My Juror’s Award goes to Barbara Uhlenbruch’s Goodbye Old Life. At a time when we are all wondering what the new normal will be, I feel the emotion of the lonely figure, crumpled clothes, waiting attitude, searching and hoping for a better future. The color work within the simple andamento is anything but simple. It’s a rich, vibrant darkness that leads to light using a beautiful gradation, a personal favorite, punctuated by bits of gold. I can imagine standing there, next to the figure, waiting.
In the Architectural and Site-Specific category, some work falls easily within the fine art category in every other way, except for being fixed to a location, and perhaps having required specialized installation expertise. Some installations are the work of adults or children from a community, with no training in mosaic fabrication at all. Some of those have specific restrictions that further challenge the artist leading the work, such as requiring that no cutting of material by the participants be allowed for safety reasons. In those works, I was looking for the expert leadership of the artist in ensuring consistently clean work, and maintaining a level of craftsmanship from the participants that pulled the work together. I required of myself that the stories that came along with the work didn’t overly influence my objectivity in looking at the pieces for their artistic and technical merits. The artistry of each piece, within the confines of the restrictions placed on the artist, was perhaps the most important. Designing a large work to compensate for the limitations, is not easy. We were rewarded with many shining examples of this criteria. Bonnie Cohen’s Connect received the Best Architectural award, while Ann Wydeven’s La Casa de la Esperanza Charter School received the award for Best Community Mosaic.
It was an honor to be asked to judge this edition of MAI. My thanks to SAMA’s Board of Trustees and to Dawnmarie Zimmerman, for trusting me with the task and providing the guidance and support necessary for the successful completion of the process. Many thanks to my fellow juror, Julia Lang-Shapiro, for the insight and perspective on each piece. Thank you also to all who submitted work for consideration; I am equally inspired by some of the work that through the vagaries of the process did to make it into the show, as with the pieces that did.
Macungie, PA, USA

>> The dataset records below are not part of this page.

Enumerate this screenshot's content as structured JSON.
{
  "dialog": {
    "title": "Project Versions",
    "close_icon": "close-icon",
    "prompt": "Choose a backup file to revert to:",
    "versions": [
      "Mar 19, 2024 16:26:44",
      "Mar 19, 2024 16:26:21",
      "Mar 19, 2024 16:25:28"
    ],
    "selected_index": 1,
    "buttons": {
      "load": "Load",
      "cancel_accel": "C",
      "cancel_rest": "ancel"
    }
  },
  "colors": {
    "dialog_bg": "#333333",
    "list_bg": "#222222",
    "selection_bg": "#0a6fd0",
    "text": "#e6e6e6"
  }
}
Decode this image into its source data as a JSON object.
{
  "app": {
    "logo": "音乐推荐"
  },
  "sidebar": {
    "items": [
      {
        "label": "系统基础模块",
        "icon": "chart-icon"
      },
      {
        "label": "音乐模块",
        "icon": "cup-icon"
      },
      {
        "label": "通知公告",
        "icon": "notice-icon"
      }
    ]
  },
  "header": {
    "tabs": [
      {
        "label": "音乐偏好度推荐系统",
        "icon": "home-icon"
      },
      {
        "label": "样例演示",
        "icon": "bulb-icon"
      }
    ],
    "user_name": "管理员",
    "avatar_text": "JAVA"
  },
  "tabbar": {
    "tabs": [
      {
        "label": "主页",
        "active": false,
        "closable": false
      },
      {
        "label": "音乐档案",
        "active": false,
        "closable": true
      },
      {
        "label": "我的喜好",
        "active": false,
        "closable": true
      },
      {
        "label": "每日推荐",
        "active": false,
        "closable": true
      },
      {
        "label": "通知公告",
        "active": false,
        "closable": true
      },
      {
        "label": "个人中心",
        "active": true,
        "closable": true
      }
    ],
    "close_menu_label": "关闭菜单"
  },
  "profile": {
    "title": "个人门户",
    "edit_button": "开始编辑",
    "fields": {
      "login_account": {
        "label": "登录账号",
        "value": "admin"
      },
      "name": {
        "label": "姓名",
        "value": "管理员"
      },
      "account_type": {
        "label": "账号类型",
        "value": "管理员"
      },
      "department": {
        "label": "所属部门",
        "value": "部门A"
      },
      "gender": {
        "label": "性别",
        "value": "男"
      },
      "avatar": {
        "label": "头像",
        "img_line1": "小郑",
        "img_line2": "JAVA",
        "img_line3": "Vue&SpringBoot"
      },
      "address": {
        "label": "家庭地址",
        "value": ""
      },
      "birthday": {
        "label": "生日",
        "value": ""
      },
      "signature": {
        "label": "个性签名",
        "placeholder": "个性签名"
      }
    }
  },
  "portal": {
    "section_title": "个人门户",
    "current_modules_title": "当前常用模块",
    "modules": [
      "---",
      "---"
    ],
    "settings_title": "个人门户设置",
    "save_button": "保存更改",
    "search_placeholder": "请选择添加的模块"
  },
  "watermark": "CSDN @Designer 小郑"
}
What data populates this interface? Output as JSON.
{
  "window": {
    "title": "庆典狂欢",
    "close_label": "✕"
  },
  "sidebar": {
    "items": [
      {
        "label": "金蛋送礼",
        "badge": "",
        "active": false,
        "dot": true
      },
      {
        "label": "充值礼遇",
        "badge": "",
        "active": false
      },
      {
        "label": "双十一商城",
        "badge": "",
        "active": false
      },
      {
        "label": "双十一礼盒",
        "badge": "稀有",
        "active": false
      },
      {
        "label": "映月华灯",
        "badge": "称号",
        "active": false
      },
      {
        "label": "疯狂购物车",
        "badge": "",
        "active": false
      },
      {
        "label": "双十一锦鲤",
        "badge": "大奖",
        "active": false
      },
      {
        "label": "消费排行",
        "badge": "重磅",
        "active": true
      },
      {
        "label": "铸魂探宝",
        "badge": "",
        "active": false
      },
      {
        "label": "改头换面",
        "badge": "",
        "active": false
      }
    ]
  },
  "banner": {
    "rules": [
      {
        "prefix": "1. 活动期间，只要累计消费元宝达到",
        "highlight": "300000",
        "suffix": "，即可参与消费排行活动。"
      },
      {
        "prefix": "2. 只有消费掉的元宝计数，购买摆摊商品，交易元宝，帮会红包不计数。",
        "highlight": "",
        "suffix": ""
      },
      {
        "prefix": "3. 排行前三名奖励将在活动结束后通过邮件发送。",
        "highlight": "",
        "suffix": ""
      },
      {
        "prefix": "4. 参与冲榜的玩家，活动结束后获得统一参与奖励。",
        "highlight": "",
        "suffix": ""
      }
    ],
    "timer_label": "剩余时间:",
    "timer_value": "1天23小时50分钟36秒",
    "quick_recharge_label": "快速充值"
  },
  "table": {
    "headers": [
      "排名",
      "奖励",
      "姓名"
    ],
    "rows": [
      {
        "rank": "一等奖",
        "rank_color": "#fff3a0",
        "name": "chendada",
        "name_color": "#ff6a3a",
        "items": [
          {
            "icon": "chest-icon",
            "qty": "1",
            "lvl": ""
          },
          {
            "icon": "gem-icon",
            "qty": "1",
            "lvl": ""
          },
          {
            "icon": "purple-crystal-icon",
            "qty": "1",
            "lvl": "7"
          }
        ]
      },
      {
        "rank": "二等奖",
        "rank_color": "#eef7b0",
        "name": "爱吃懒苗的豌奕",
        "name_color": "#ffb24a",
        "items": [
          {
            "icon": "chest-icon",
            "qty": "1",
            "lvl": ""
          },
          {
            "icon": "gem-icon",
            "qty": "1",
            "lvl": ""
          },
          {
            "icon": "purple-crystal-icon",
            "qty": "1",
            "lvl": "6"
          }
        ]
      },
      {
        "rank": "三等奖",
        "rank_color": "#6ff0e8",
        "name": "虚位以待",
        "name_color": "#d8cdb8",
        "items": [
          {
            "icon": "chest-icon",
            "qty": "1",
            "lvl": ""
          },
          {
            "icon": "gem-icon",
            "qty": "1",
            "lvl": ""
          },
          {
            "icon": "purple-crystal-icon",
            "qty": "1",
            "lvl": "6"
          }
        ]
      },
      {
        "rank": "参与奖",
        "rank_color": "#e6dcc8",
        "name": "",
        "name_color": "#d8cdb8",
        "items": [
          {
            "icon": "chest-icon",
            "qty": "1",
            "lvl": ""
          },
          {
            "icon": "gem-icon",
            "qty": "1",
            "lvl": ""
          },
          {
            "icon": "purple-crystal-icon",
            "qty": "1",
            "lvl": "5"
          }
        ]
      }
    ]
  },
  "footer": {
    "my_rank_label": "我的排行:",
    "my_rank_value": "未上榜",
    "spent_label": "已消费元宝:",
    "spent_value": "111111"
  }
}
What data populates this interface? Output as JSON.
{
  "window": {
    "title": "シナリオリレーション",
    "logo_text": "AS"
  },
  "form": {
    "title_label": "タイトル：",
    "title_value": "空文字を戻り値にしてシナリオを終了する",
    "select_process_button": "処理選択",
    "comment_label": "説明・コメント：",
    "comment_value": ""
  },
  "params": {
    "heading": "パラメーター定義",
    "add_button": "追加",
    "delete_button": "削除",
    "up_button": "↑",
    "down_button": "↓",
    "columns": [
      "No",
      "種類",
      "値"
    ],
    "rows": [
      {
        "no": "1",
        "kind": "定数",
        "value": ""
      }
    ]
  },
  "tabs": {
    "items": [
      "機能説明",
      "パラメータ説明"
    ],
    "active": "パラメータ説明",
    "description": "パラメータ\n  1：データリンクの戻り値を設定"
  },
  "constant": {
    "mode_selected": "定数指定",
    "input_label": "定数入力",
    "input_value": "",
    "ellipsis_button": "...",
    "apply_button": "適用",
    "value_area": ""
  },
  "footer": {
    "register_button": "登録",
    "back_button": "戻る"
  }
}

Anabella Wewer is a graphic designer, passionate metalsmith and a internationally exhibited mosaic artist. A native of Caracas, Venezuela, and fluent in four languages, Anabella is well travelled and has studied mosaic all over the world with contemporary mosaic masters. In addition to her current studio practice she currently teaches and curates educational experiences with visiting instructors to the US.